Excerpts from an interface dataset
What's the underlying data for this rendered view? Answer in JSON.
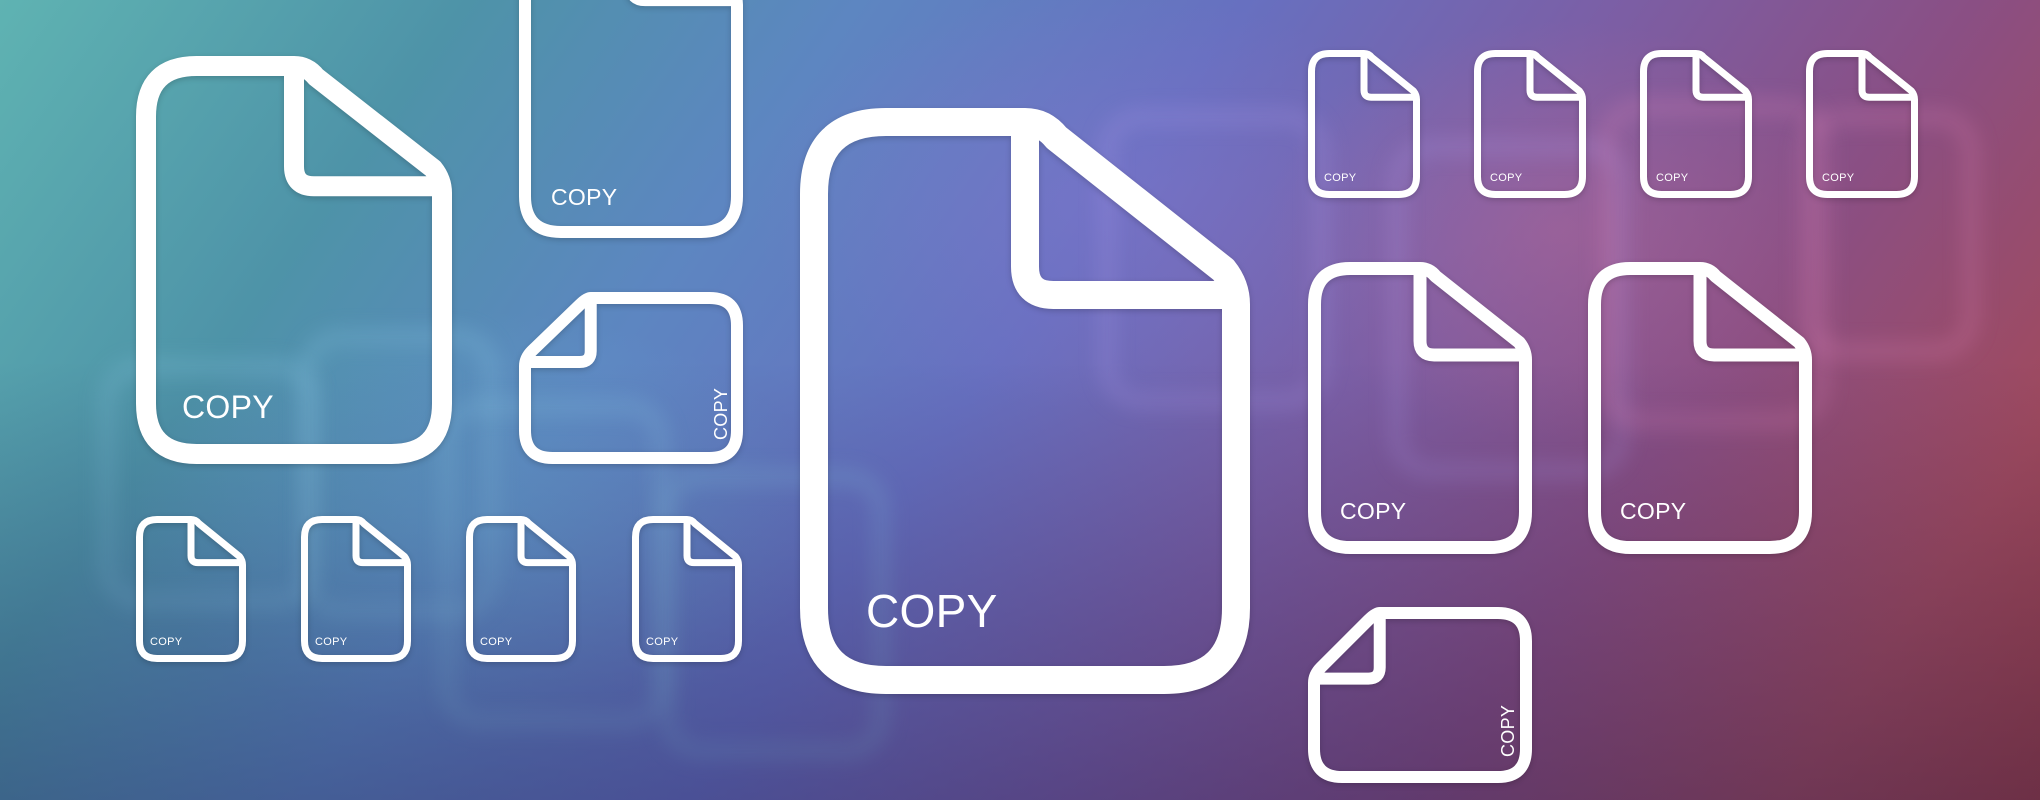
{
  "scene": {
    "description": "Collection of outlined document (file) icons labeled COPY on a teal-to-purple-to-red gradient",
    "colors": {
      "icon_stroke": "#ffffff",
      "label_text": "#ffffff",
      "gradient_start": "#5fb3b2",
      "gradient_mid": "#6770c0",
      "gradient_end": "#9d3f46"
    }
  },
  "icons": [
    {
      "id": "large-left",
      "icon": "document-icon",
      "orientation": "portrait",
      "label": "COPY"
    },
    {
      "id": "top-middle-cropped",
      "icon": "document-icon",
      "orientation": "portrait",
      "label": "COPY"
    },
    {
      "id": "landscape-left",
      "icon": "document-icon",
      "orientation": "landscape",
      "label": "COPY"
    },
    {
      "id": "small-left-1",
      "icon": "document-icon",
      "orientation": "portrait",
      "label": "COPY"
    },
    {
      "id": "small-left-2",
      "icon": "document-icon",
      "orientation": "portrait",
      "label": "COPY"
    },
    {
      "id": "small-left-3",
      "icon": "document-icon",
      "orientation": "portrait",
      "label": "COPY"
    },
    {
      "id": "small-left-4",
      "icon": "document-icon",
      "orientation": "portrait",
      "label": "COPY"
    },
    {
      "id": "hero-center",
      "icon": "document-icon",
      "orientation": "portrait",
      "label": "COPY"
    },
    {
      "id": "small-right-1",
      "icon": "document-icon",
      "orientation": "portrait",
      "label": "COPY"
    },
    {
      "id": "small-right-2",
      "icon": "document-icon",
      "orientation": "portrait",
      "label": "COPY"
    },
    {
      "id": "small-right-3",
      "icon": "document-icon",
      "orientation": "portrait",
      "label": "COPY"
    },
    {
      "id": "small-right-4",
      "icon": "document-icon",
      "orientation": "portrait",
      "label": "COPY"
    },
    {
      "id": "medium-right-1",
      "icon": "document-icon",
      "orientation": "portrait",
      "label": "COPY"
    },
    {
      "id": "medium-right-2",
      "icon": "document-icon",
      "orientation": "portrait",
      "label": "COPY"
    },
    {
      "id": "landscape-right",
      "icon": "document-icon",
      "orientation": "landscape",
      "label": "COPY"
    }
  ]
}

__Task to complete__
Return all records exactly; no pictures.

__Solution to this problem__
What's the underlying data for this rendered view? Answer in JSON.
{
  "scene": {
    "description": "Collection of outlined document (file) icons labeled COPY on a teal-to-purple-to-red gradient",
    "colors": {
      "icon_stroke": "#ffffff",
      "label_text": "#ffffff",
      "gradient_start": "#5fb3b2",
      "gradient_mid": "#6770c0",
      "gradient_end": "#9d3f46"
    }
  },
  "icons": [
    {
      "id": "large-left",
      "icon": "document-icon",
      "orientation": "portrait",
      "label": "COPY"
    },
    {
      "id": "top-middle-cropped",
      "icon": "document-icon",
      "orientation": "portrait",
      "label": "COPY"
    },
    {
      "id": "landscape-left",
      "icon": "document-icon",
      "orientation": "landscape",
      "label": "COPY"
    },
    {
      "id": "small-left-1",
      "icon": "document-icon",
      "orientation": "portrait",
      "label": "COPY"
    },
    {
      "id": "small-left-2",
      "icon": "document-icon",
      "orientation": "portrait",
      "label": "COPY"
    },
    {
      "id": "small-left-3",
      "icon": "document-icon",
      "orientation": "portrait",
      "label": "COPY"
    },
    {
      "id": "small-left-4",
      "icon": "document-icon",
      "orientation": "portrait",
      "label": "COPY"
    },
    {
      "id": "hero-center",
      "icon": "document-icon",
      "orientation": "portrait",
      "label": "COPY"
    },
    {
      "id": "small-right-1",
      "icon": "document-icon",
      "orientation": "portrait",
      "label": "COPY"
    },
    {
      "id": "small-right-2",
      "icon": "document-icon",
      "orientation": "portrait",
      "label": "COPY"
    },
    {
      "id": "small-right-3",
      "icon": "document-icon",
      "orientation": "portrait",
      "label": "COPY"
    },
    {
      "id": "small-right-4",
      "icon": "document-icon",
      "orientation": "portrait",
      "label": "COPY"
    },
    {
      "id": "medium-right-1",
      "icon": "document-icon",
      "orientation": "portrait",
      "label": "COPY"
    },
    {
      "id": "medium-right-2",
      "icon": "document-icon",
      "orientation": "portrait",
      "label": "COPY"
    },
    {
      "id": "landscape-right",
      "icon": "document-icon",
      "orientation": "landscape",
      "label": "COPY"
    }
  ]
}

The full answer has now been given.